Abstract: Coal tar is an effective antidandruff active, but it contains compounds that are proven carcinogens. In this article sodium shale oil sulfonate is shown in preliminary results for the first time to have antidandruff efficacy equivalent to that of coal tar with none of coal tar’s toxic potential.

In the face of spreading concerns about the safety of the antidandruff agent coal tar, personal care formulators are seeking a safe substitute with equivalent effi cacy. One alternative is sodium shale oil sulfonate, a proprietary ingredient that is used in antidandruff shampoos in Europe but is not presently approved for use in the United States as an antidandruff agent. This article describes the fi rst ever comparison test of these two ingredients on the basis of their effi cacy in treating dandruff and two of its concomitant symptoms, which are skin redness and itching.

Antidandruff activity: Coal tar (CT) has been used in the treatment of dandruff for many years because of its broad action profile, which includes anti-mitotic, anti-microbial, anti-seborrhoic as well as keratolytic, anti-itching and anti-inflammatory actions.
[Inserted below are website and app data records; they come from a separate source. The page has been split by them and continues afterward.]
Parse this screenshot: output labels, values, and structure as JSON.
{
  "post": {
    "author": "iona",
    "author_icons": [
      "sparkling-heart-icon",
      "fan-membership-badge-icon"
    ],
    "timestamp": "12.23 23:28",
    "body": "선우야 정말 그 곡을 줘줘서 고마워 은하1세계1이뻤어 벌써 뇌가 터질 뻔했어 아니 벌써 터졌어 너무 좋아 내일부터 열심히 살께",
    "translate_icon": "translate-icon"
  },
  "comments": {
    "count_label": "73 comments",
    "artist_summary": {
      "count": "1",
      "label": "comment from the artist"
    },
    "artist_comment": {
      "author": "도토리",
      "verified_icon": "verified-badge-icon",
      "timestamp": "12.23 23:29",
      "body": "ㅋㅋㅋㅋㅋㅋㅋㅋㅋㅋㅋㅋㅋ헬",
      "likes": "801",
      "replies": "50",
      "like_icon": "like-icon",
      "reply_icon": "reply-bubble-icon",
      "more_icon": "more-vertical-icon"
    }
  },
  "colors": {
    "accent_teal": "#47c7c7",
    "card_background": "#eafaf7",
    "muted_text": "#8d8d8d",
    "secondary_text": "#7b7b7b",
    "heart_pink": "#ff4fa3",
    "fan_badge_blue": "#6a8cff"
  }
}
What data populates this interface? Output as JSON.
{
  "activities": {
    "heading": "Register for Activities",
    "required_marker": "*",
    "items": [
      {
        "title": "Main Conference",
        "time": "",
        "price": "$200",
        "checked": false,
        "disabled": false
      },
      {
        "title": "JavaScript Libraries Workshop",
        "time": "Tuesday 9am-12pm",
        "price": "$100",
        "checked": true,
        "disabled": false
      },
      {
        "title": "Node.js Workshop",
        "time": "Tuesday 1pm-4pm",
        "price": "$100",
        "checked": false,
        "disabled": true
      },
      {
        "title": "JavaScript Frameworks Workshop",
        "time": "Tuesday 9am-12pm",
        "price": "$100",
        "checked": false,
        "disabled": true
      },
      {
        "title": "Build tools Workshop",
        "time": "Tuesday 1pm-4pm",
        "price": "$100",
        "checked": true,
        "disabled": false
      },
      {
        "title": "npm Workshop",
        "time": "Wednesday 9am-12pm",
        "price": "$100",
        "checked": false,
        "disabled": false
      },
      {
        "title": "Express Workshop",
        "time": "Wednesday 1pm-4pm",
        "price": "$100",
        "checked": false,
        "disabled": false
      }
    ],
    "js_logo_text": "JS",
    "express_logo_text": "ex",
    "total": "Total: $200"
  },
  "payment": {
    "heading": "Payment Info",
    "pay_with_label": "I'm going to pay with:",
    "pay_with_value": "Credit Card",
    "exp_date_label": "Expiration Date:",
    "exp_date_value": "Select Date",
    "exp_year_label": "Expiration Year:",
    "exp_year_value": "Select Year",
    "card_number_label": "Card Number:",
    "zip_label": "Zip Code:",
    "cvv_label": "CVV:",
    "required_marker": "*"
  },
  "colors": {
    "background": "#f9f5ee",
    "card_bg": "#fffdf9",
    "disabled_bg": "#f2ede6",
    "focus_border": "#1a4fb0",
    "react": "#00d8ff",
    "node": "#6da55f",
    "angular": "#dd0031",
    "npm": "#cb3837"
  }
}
In dandruff (dry and greasy forms), all the characteristics mentioned in Table 1 are interconnected in such a way that dandruff is referred to as a vicious cycle of excessive desquamation. Active ingredients with a broad action profile obviously offer different starting points and approaches to treat this problem. Safety: Although the regulatory status of CT in the United States allows its application in OTC products for dandruff treatment, there is ongoing discussion regarding its tolerance and safety. Because CT is a thick liquid or semi-solid obtained in the destructive distillation of coal at temperatures of about 1000°C, it is a complex mixture of thousands of compounds, many of which have been identifi ed as benzenes, xylenes, naphthalenes, cresols, phenols and polycyclic aromatic hydrocarbons (PAH). Among the PAH are found many substances that are carcinogenic. Benzo[a]pyrene is regarded as a leading substance in this respect. Dermatologically used CT contains about 0.5 to 0.7% (5000-7000 ppm) of carcinogenic benzo[a]pyrene.